The only calcium carbonate (CaCO,) phase detected In these soils was low Mg calcite. Calcium carbonate particles isolated from the soils gave lAP values expected for calcite ( • to .). The calcite supersaturation in soil appears to he due to the presence.

silicates in the soil more soluble than calcite, and is not result. As decomposing rock material reacts with soil microorganisms and plant material, the rock material releases elements like calcium, magnesium and iron.

Remineralization with rock dust is a low-cost, high-impact way to aid in the regeneration of soil by closely mimicking natural geological and biological interactions. The result is optimal and. important, and tree nutrition and soil moisture must be monitored.

Overall, in most situations the advantages of mulching, including water conservation, outweigh the disadvantages. INTRODUCTION Mulching is the application of any layer of plant material or other suitable material to the surface of the soil, without incorporation into the soil.

They prefer calcium-rich soil. There are still great woods of Turkey oak in central and southern Italy. The Turkey oak is a rapid grower, reaching 20 metres, but its wood is not prized as it is subject to rotting and splitting.

Biogeochemical Cycling of Calcium and Magnesium by Ceanothus and Chamise S. Quideau,* R. Graham, O. Chadwick, and H. Wood ABSTRACT Chaparral, dominated by sclerophyllous shrubs such Vegetation has long been recognized as a fundamental factor in as chamise and ceanothus, is widespread on dry slopes.

I learned hard wood chips from oak trees decomposes slower than pine wood chips. Oak is less of a nitrogen problem in the garden than pine. Urea is dependent on calcium in the soil to slowly convert to a different type nitrogen plants can use. If I add calcium to my garden soil Urea with convert to a different nitrogen very fast in only 2.

calcium nitrate, which contains one calcium cation and a nitrate anion. Other ex-amples include: ammonium phosphate, magnesium sulfate, potassium nitrate and ammonium nitrate. Fertilizer concentration (or saltiness) of a solution can be determined by measuring the ability of a solution to conduct an elec-trical signal (electrical conductivity File Size: KB.

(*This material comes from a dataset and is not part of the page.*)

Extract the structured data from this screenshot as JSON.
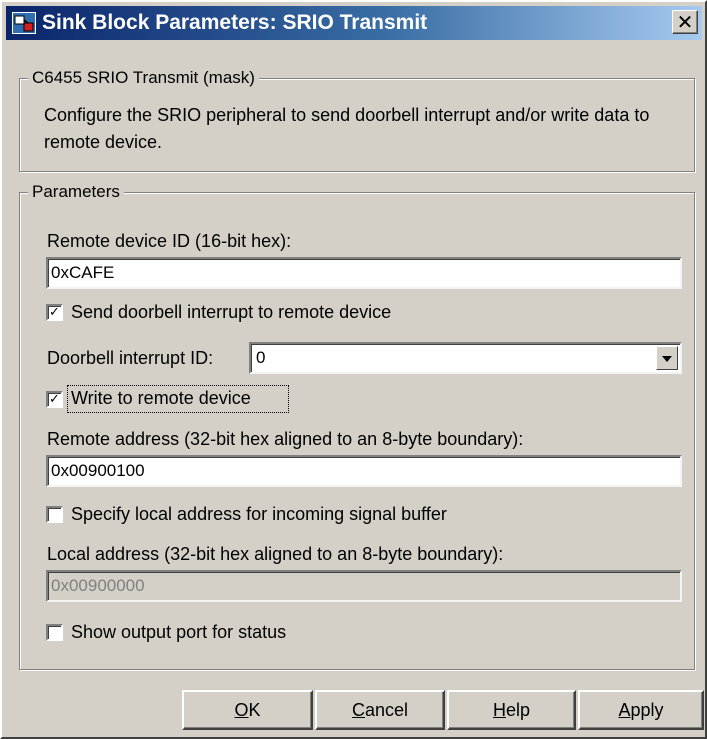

So if gardening in organic soil, you want a pH of The easiest way to adjust the pH in an organic soil is to add two or three teaspoons of hydrated lime for each gallon of soil. Alternatively, use a quarter cup of clean oak wood ash to every gallon of soil.

This will add calcium and phosphorous and adjust the pH.Wood ashes Wood ashes Photo/Illustration: Melisa Lucas. Suppose a soil test or off-color leaves (browning around the edges) suggests that your soil lacks potassium, a major plant nutrient (the “K” in N-P-K). Rather than reach for a bag ofwhich is 10 percent potassium, you could, instead, add this nutrient by spreading wood g: calcium antagonism.Fertilizers.

Wood ash can be used as an organic fertilizer used to enrich agricultural soil nutrition. In this role, wood ash serves a source of potassium and calcium carbonate, the latter acting as a liming agent to neutralize acidic soils.

Wood ash can also be used as an amendment for organic hydroponic solutions, Missing: calcium antagonism.